* WHAT THIS TASK INVOLVES *
Find the lines below holding the word "JSON" and copy each of them.

* Dataset rows for apps and sites *
☆ ☆ ☆ ☆ ☆ ☆ ☆

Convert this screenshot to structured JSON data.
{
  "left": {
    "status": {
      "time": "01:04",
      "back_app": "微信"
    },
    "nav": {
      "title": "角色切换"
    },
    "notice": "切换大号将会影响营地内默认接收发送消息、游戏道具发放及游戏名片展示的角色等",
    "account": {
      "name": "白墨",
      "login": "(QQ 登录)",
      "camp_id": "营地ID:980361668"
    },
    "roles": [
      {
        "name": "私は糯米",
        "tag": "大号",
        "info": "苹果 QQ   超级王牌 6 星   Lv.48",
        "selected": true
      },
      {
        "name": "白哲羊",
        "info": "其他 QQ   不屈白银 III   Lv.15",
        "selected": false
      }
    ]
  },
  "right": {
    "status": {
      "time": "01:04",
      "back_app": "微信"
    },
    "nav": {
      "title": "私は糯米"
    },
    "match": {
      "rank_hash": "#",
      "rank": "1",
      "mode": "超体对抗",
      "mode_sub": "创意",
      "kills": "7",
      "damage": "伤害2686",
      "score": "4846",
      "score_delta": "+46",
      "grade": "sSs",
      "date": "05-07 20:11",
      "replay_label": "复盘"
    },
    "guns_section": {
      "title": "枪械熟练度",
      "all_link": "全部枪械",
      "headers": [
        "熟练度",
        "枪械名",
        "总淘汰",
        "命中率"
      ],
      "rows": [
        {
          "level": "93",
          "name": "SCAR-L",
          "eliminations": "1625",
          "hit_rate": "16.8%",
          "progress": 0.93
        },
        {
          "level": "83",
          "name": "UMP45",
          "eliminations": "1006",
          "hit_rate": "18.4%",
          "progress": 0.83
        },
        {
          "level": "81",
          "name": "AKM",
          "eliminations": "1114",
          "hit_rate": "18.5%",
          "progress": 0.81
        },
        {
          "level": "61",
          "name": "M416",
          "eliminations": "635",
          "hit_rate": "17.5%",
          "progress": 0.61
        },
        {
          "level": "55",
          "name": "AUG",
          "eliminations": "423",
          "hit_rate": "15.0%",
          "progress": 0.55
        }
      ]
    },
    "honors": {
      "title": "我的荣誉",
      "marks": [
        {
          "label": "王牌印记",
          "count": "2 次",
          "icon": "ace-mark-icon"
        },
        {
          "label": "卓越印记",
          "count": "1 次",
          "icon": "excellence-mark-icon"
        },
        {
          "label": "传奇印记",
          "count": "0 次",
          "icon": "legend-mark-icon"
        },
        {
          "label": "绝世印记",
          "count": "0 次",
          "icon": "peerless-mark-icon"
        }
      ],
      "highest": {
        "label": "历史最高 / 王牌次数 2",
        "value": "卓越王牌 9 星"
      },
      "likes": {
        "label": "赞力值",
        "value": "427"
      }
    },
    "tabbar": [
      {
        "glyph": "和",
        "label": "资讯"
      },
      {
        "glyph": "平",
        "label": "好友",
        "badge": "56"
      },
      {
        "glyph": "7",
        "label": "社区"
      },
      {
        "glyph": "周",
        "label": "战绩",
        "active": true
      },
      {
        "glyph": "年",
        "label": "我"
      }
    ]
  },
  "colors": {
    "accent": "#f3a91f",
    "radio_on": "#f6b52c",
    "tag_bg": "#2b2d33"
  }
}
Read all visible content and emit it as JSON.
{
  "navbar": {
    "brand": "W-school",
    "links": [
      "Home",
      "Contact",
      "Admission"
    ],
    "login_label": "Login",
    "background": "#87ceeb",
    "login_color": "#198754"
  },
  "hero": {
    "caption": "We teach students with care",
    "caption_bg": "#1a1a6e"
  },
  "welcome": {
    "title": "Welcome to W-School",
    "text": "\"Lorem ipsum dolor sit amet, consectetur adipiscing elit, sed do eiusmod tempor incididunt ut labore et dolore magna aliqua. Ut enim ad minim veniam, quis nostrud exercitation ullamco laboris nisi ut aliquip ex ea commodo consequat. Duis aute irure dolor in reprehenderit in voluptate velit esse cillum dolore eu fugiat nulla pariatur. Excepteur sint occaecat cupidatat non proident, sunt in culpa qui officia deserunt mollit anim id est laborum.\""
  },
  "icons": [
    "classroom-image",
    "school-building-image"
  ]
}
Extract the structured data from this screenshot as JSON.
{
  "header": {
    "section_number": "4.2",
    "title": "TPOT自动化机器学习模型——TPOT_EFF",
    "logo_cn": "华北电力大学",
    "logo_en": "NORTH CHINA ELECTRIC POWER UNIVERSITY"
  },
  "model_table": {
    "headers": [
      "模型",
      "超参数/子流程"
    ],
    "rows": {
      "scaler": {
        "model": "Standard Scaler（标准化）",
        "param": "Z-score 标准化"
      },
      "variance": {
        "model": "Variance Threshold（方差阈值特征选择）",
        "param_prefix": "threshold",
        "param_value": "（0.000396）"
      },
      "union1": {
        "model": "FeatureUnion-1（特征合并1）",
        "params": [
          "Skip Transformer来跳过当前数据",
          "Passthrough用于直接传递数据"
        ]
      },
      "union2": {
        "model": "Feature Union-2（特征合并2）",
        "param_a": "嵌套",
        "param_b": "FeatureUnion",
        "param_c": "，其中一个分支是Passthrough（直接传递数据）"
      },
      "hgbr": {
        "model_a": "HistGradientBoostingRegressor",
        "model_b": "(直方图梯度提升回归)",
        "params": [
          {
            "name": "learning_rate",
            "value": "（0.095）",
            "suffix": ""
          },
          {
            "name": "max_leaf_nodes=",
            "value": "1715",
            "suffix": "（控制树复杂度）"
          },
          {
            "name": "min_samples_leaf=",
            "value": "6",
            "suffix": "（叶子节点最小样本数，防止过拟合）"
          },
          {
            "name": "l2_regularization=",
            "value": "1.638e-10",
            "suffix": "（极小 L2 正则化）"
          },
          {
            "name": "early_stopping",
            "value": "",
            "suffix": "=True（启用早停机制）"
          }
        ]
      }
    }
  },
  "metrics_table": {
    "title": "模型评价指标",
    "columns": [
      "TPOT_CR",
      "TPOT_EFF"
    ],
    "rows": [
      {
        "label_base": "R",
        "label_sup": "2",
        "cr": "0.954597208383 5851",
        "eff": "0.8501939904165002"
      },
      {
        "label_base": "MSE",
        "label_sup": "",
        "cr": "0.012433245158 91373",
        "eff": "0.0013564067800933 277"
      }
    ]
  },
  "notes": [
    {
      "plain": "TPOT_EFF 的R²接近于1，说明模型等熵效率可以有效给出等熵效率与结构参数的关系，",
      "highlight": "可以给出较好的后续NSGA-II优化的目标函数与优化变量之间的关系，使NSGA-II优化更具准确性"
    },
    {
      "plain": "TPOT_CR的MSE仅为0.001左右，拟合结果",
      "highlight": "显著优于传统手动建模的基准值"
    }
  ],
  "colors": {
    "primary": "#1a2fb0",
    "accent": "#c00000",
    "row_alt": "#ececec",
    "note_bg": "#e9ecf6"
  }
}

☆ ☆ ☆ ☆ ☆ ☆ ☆

* TASK RESULT *
Convert this screenshot to structured JSON data.
Read all visible content and emit it as JSON.
Extract the structured data from this screenshot as JSON.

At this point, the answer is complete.